### EXTRACTED MATERIAL
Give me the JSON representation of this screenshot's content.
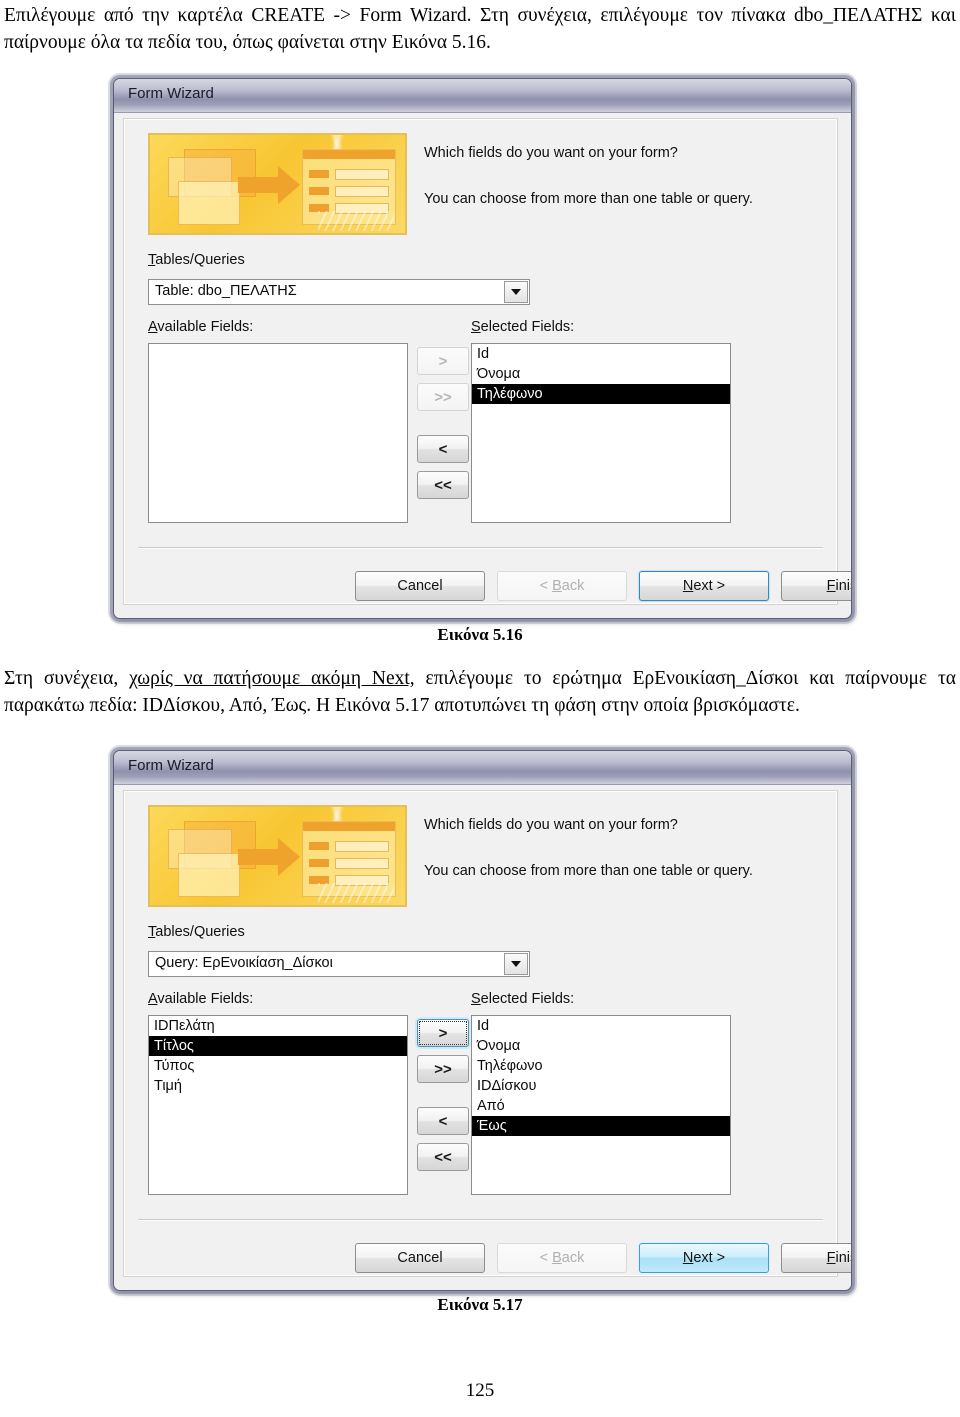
{
  "document": {
    "paragraph_top_html": "Επιλέγουμε από την καρτέλα CREATE -&gt; Form Wizard. Στη συνέχεια, επιλέγουμε τον πίνακα dbo_ΠΕΛΑΤΗΣ και παίρνουμε όλα τα πεδία του, όπως φαίνεται στην Εικόνα 5.16.",
    "paragraph_mid_lead": "Στη συνέχεια, ",
    "paragraph_mid_underlined": "χωρίς να πατήσουμε ακόμη Next,",
    "paragraph_mid_rest": " επιλέγουμε το ερώτημα ΕρΕνοικίαση_Δίσκοι και παίρνουμε τα παρακάτω πεδία: IDΔίσκου, Από, Έως. Η Εικόνα 5.17 αποτυπώνει τη φάση στην οποία βρισκόμαστε.",
    "caption_1": "Εικόνα 5.16",
    "caption_2": "Εικόνα 5.17",
    "page_number": "125"
  },
  "colors": {
    "titlebar_top": "#d9d9e4",
    "titlebar_mid": "#8f90ab",
    "banner_gold": "#f8c632",
    "banner_accent": "#f0a32c",
    "selection": "#000000",
    "default_button_border": "#3c88ae",
    "hot_button_fill": "#a9e0f7"
  },
  "dialog1": {
    "title": "Form Wizard",
    "banner_icon": "tables-to-form-banner",
    "prompt_1": "Which fields do you want on your form?",
    "prompt_2": "You can choose from more than one table or query.",
    "tables_queries_label": "Tables/Queries",
    "tables_queries_accel": "T",
    "combo_value": "Table: dbo_ΠΕΛΑΤΗΣ",
    "available_label": "Available Fields:",
    "available_accel": "A",
    "available_fields": [],
    "selected_label": "Selected Fields:",
    "selected_accel": "S",
    "selected_fields": [
      {
        "label": "Id",
        "selected": false
      },
      {
        "label": "Όνομα",
        "selected": false
      },
      {
        "label": "Τηλέφωνο",
        "selected": true
      }
    ],
    "move_buttons": [
      {
        "label": ">",
        "name": "move-right-button",
        "state": "disabled"
      },
      {
        "label": ">>",
        "name": "move-all-right-button",
        "state": "disabled"
      },
      {
        "label": "<",
        "name": "move-left-button",
        "state": "enabled"
      },
      {
        "label": "<<",
        "name": "move-all-left-button",
        "state": "enabled"
      }
    ],
    "footer_buttons": [
      {
        "label": "Cancel",
        "name": "cancel-button",
        "state": "enabled",
        "accel": ""
      },
      {
        "label": "< Back",
        "name": "back-button",
        "state": "disabled",
        "accel": "B"
      },
      {
        "label": "Next >",
        "name": "next-button",
        "state": "default",
        "accel": "N"
      },
      {
        "label": "Finish",
        "name": "finish-button",
        "state": "enabled",
        "accel": "F"
      }
    ]
  },
  "dialog2": {
    "title": "Form Wizard",
    "banner_icon": "tables-to-form-banner",
    "prompt_1": "Which fields do you want on your form?",
    "prompt_2": "You can choose from more than one table or query.",
    "tables_queries_label": "Tables/Queries",
    "tables_queries_accel": "T",
    "combo_value": "Query: ΕρΕνοικίαση_Δίσκοι",
    "available_label": "Available Fields:",
    "available_accel": "A",
    "available_fields": [
      {
        "label": "IDΠελάτη",
        "selected": false
      },
      {
        "label": "Τίτλος",
        "selected": true
      },
      {
        "label": "Τύπος",
        "selected": false
      },
      {
        "label": "Τιμή",
        "selected": false
      }
    ],
    "selected_label": "Selected Fields:",
    "selected_accel": "S",
    "selected_fields": [
      {
        "label": "Id",
        "selected": false
      },
      {
        "label": "Όνομα",
        "selected": false
      },
      {
        "label": "Τηλέφωνο",
        "selected": false
      },
      {
        "label": "IDΔίσκου",
        "selected": false
      },
      {
        "label": "Από",
        "selected": false
      },
      {
        "label": "Έως",
        "selected": true
      }
    ],
    "move_buttons": [
      {
        "label": ">",
        "name": "move-right-button",
        "state": "focused"
      },
      {
        "label": ">>",
        "name": "move-all-right-button",
        "state": "enabled"
      },
      {
        "label": "<",
        "name": "move-left-button",
        "state": "enabled"
      },
      {
        "label": "<<",
        "name": "move-all-left-button",
        "state": "enabled"
      }
    ],
    "footer_buttons": [
      {
        "label": "Cancel",
        "name": "cancel-button",
        "state": "enabled",
        "accel": ""
      },
      {
        "label": "< Back",
        "name": "back-button",
        "state": "disabled",
        "accel": "B"
      },
      {
        "label": "Next >",
        "name": "next-button",
        "state": "hot",
        "accel": "N"
      },
      {
        "label": "Finish",
        "name": "finish-button",
        "state": "enabled",
        "accel": "F"
      }
    ]
  }
}
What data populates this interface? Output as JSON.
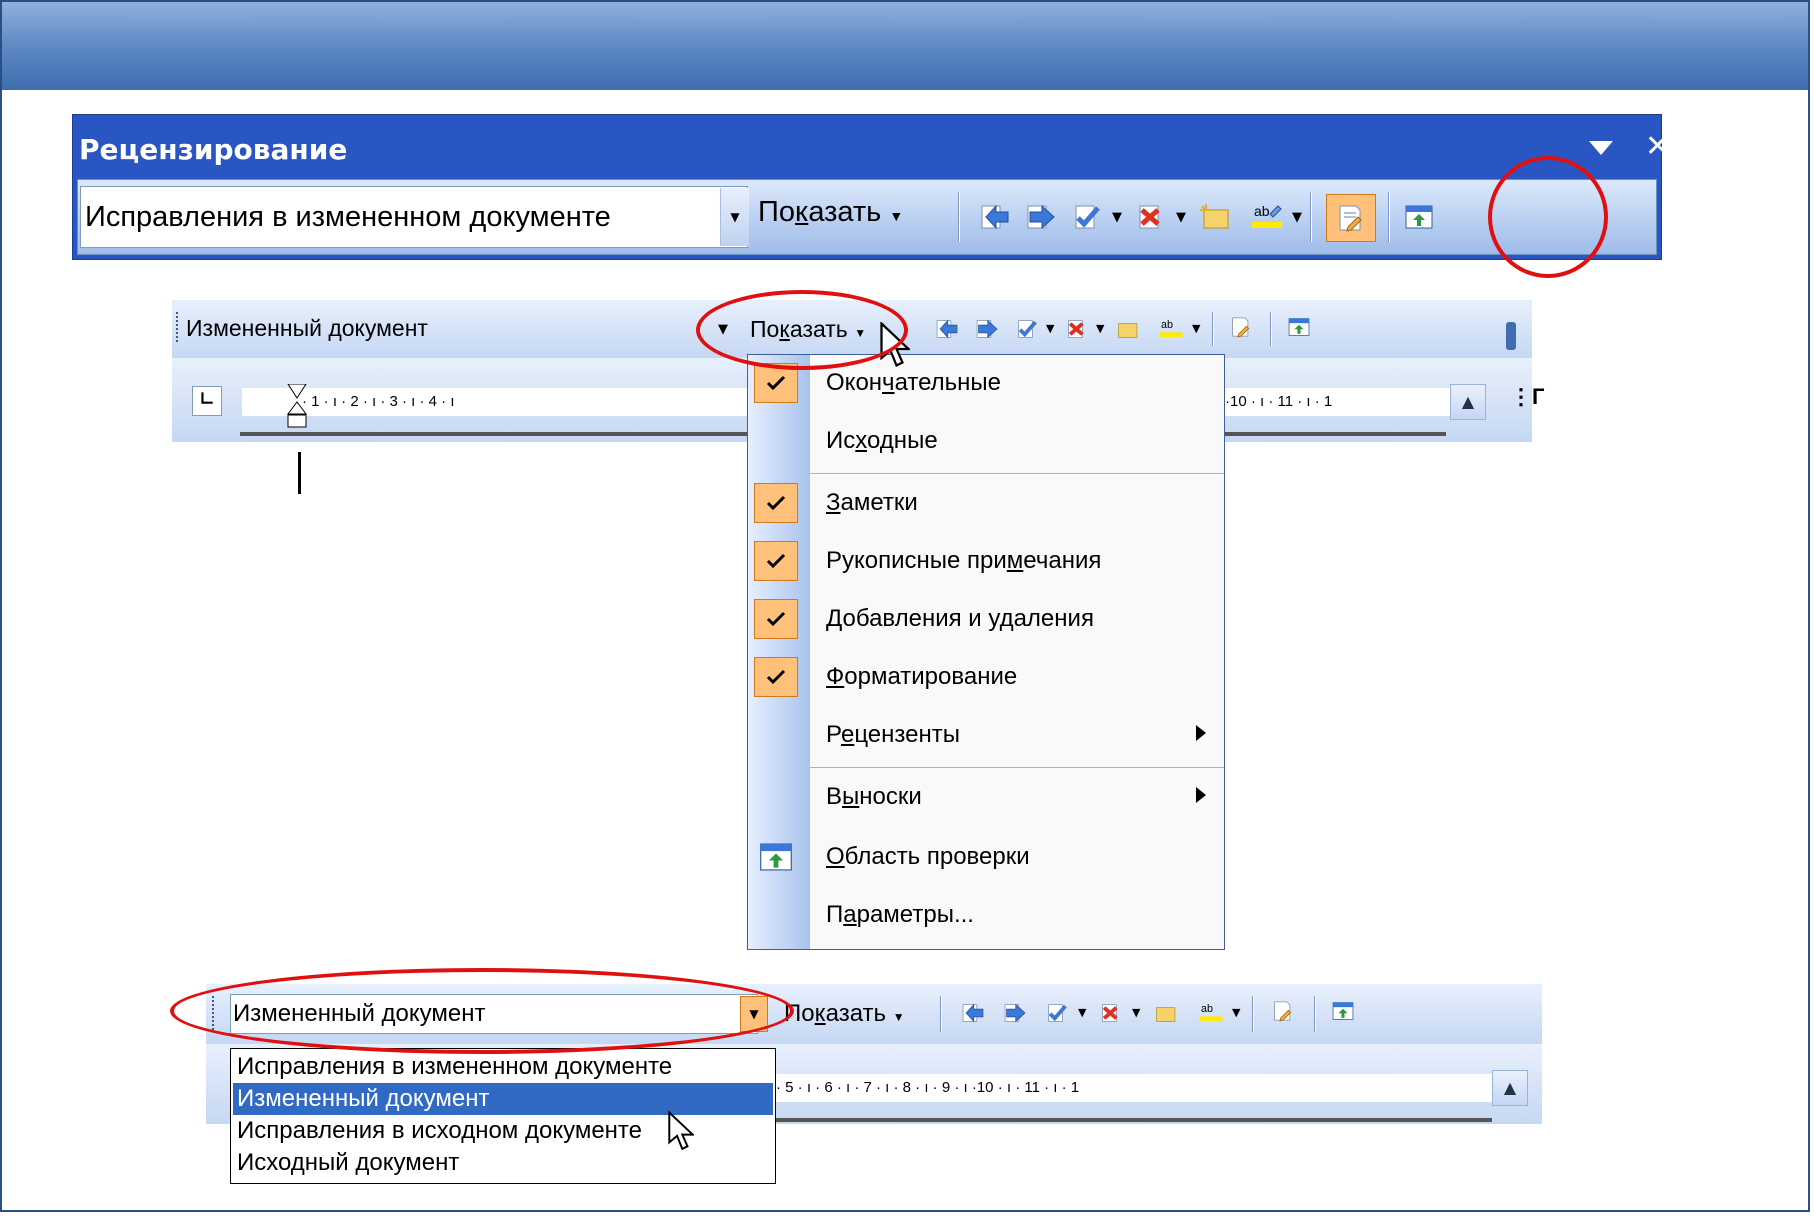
{
  "toolbar_main": {
    "title": "Рецензирование",
    "display_mode": "Исправления в измененном документе",
    "show_label_pre": "По",
    "show_label_key": "к",
    "show_label_post": "азать"
  },
  "toolbar_small": {
    "display_mode": "Измененный документ",
    "show_label_pre": "По",
    "show_label_key": "к",
    "show_label_post": "азать"
  },
  "ruler_top": "· 1 · ı · 2 · ı · 3 · ı · 4 · ı",
  "ruler_top_right": "·10 · ı · 11 · ı · 1",
  "ruler_bottom": "· 5 · ı · 6 · ı · 7 · ı · 8 · ı · 9 · ı ·10 · ı · 11 · ı · 1",
  "show_menu": {
    "items": [
      {
        "pre": "Окон",
        "key": "ч",
        "post": "ательные",
        "checked": true
      },
      {
        "pre": "Ис",
        "key": "х",
        "post": "одные",
        "checked": false
      },
      {
        "pre": "",
        "key": "З",
        "post": "аметки",
        "checked": true
      },
      {
        "pre": "Рукописные при",
        "key": "м",
        "post": "ечания",
        "checked": true
      },
      {
        "pre": "",
        "key": "Д",
        "post": "обавления и удаления",
        "checked": true
      },
      {
        "pre": "",
        "key": "Ф",
        "post": "орматирование",
        "checked": true
      },
      {
        "pre": "Р",
        "key": "е",
        "post": "цензенты",
        "checked": false
      },
      {
        "pre": "В",
        "key": "ы",
        "post": "носки",
        "checked": false
      },
      {
        "pre": "",
        "key": "О",
        "post": "бласть проверки",
        "checked": false
      },
      {
        "pre": "П",
        "key": "а",
        "post": "раметры...",
        "checked": false
      }
    ]
  },
  "display_dropdown": {
    "current": "Измененный документ",
    "options": [
      "Исправления в измененном документе",
      "Измененный документ",
      "Исправления в исходном документе",
      "Исходный документ"
    ],
    "selected_index": 1
  },
  "colors": {
    "title_bar": "#2a56c4",
    "highlight": "#ffc07a",
    "selection": "#316ac5",
    "annotation": "#e01010"
  }
}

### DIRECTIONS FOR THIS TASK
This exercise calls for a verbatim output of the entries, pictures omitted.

### RESPONSE AREA
Give me the JSON representation of this screenshot's content.
{
  "document": {
    "paragraph_top_html": "Επιλέγουμε από την καρτέλα CREATE -&gt; Form Wizard. Στη συνέχεια, επιλέγουμε τον πίνακα dbo_ΠΕΛΑΤΗΣ και παίρνουμε όλα τα πεδία του, όπως φαίνεται στην Εικόνα 5.16.",
    "paragraph_mid_lead": "Στη συνέχεια, ",
    "paragraph_mid_underlined": "χωρίς να πατήσουμε ακόμη Next,",
    "paragraph_mid_rest": " επιλέγουμε το ερώτημα ΕρΕνοικίαση_Δίσκοι και παίρνουμε τα παρακάτω πεδία: IDΔίσκου, Από, Έως. Η Εικόνα 5.17 αποτυπώνει τη φάση στην οποία βρισκόμαστε.",
    "caption_1": "Εικόνα 5.16",
    "caption_2": "Εικόνα 5.17",
    "page_number": "125"
  },
  "colors": {
    "titlebar_top": "#d9d9e4",
    "titlebar_mid": "#8f90ab",
    "banner_gold": "#f8c632",
    "banner_accent": "#f0a32c",
    "selection": "#000000",
    "default_button_border": "#3c88ae",
    "hot_button_fill": "#a9e0f7"
  },
  "dialog1": {
    "title": "Form Wizard",
    "banner_icon": "tables-to-form-banner",
    "prompt_1": "Which fields do you want on your form?",
    "prompt_2": "You can choose from more than one table or query.",
    "tables_queries_label": "Tables/Queries",
    "tables_queries_accel": "T",
    "combo_value": "Table: dbo_ΠΕΛΑΤΗΣ",
    "available_label": "Available Fields:",
    "available_accel": "A",
    "available_fields": [],
    "selected_label": "Selected Fields:",
    "selected_accel": "S",
    "selected_fields": [
      {
        "label": "Id",
        "selected": false
      },
      {
        "label": "Όνομα",
        "selected": false
      },
      {
        "label": "Τηλέφωνο",
        "selected": true
      }
    ],
    "move_buttons": [
      {
        "label": ">",
        "name": "move-right-button",
        "state": "disabled"
      },
      {
        "label": ">>",
        "name": "move-all-right-button",
        "state": "disabled"
      },
      {
        "label": "<",
        "name": "move-left-button",
        "state": "enabled"
      },
      {
        "label": "<<",
        "name": "move-all-left-button",
        "state": "enabled"
      }
    ],
    "footer_buttons": [
      {
        "label": "Cancel",
        "name": "cancel-button",
        "state": "enabled",
        "accel": ""
      },
      {
        "label": "< Back",
        "name": "back-button",
        "state": "disabled",
        "accel": "B"
      },
      {
        "label": "Next >",
        "name": "next-button",
        "state": "default",
        "accel": "N"
      },
      {
        "label": "Finish",
        "name": "finish-button",
        "state": "enabled",
        "accel": "F"
      }
    ]
  },
  "dialog2": {
    "title": "Form Wizard",
    "banner_icon": "tables-to-form-banner",
    "prompt_1": "Which fields do you want on your form?",
    "prompt_2": "You can choose from more than one table or query.",
    "tables_queries_label": "Tables/Queries",
    "tables_queries_accel": "T",
    "combo_value": "Query: ΕρΕνοικίαση_Δίσκοι",
    "available_label": "Available Fields:",
    "available_accel": "A",
    "available_fields": [
      {
        "label": "IDΠελάτη",
        "selected": false
      },
      {
        "label": "Τίτλος",
        "selected": true
      },
      {
        "label": "Τύπος",
        "selected": false
      },
      {
        "label": "Τιμή",
        "selected": false
      }
    ],
    "selected_label": "Selected Fields:",
    "selected_accel": "S",
    "selected_fields": [
      {
        "label": "Id",
        "selected": false
      },
      {
        "label": "Όνομα",
        "selected": false
      },
      {
        "label": "Τηλέφωνο",
        "selected": false
      },
      {
        "label": "IDΔίσκου",
        "selected": false
      },
      {
        "label": "Από",
        "selected": false
      },
      {
        "label": "Έως",
        "selected": true
      }
    ],
    "move_buttons": [
      {
        "label": ">",
        "name": "move-right-button",
        "state": "focused"
      },
      {
        "label": ">>",
        "name": "move-all-right-button",
        "state": "enabled"
      },
      {
        "label": "<",
        "name": "move-left-button",
        "state": "enabled"
      },
      {
        "label": "<<",
        "name": "move-all-left-button",
        "state": "enabled"
      }
    ],
    "footer_buttons": [
      {
        "label": "Cancel",
        "name": "cancel-button",
        "state": "enabled",
        "accel": ""
      },
      {
        "label": "< Back",
        "name": "back-button",
        "state": "disabled",
        "accel": "B"
      },
      {
        "label": "Next >",
        "name": "next-button",
        "state": "hot",
        "accel": "N"
      },
      {
        "label": "Finish",
        "name": "finish-button",
        "state": "enabled",
        "accel": "F"
      }
    ]
  }
}
What data populates this interface? Output as JSON.
{
  "toolbar_main": {
    "title": "Рецензирование",
    "display_mode": "Исправления в измененном документе",
    "show_label_pre": "По",
    "show_label_key": "к",
    "show_label_post": "азать"
  },
  "toolbar_small": {
    "display_mode": "Измененный документ",
    "show_label_pre": "По",
    "show_label_key": "к",
    "show_label_post": "азать"
  },
  "ruler_top": "· 1 · ı · 2 · ı · 3 · ı · 4 · ı",
  "ruler_top_right": "·10 · ı · 11 · ı · 1",
  "ruler_bottom": "· 5 · ı · 6 · ı · 7 · ı · 8 · ı · 9 · ı ·10 · ı · 11 · ı · 1",
  "show_menu": {
    "items": [
      {
        "pre": "Окон",
        "key": "ч",
        "post": "ательные",
        "checked": true
      },
      {
        "pre": "Ис",
        "key": "х",
        "post": "одные",
        "checked": false
      },
      {
        "pre": "",
        "key": "З",
        "post": "аметки",
        "checked": true
      },
      {
        "pre": "Рукописные при",
        "key": "м",
        "post": "ечания",
        "checked": true
      },
      {
        "pre": "",
        "key": "Д",
        "post": "обавления и удаления",
        "checked": true
      },
      {
        "pre": "",
        "key": "Ф",
        "post": "орматирование",
        "checked": true
      },
      {
        "pre": "Р",
        "key": "е",
        "post": "цензенты",
        "checked": false
      },
      {
        "pre": "В",
        "key": "ы",
        "post": "носки",
        "checked": false
      },
      {
        "pre": "",
        "key": "О",
        "post": "бласть проверки",
        "checked": false
      },
      {
        "pre": "П",
        "key": "а",
        "post": "раметры...",
        "checked": false
      }
    ]
  },
  "display_dropdown": {
    "current": "Измененный документ",
    "options": [
      "Исправления в измененном документе",
      "Измененный документ",
      "Исправления в исходном документе",
      "Исходный документ"
    ],
    "selected_index": 1
  },
  "colors": {
    "title_bar": "#2a56c4",
    "highlight": "#ffc07a",
    "selection": "#316ac5",
    "annotation": "#e01010"
  }
}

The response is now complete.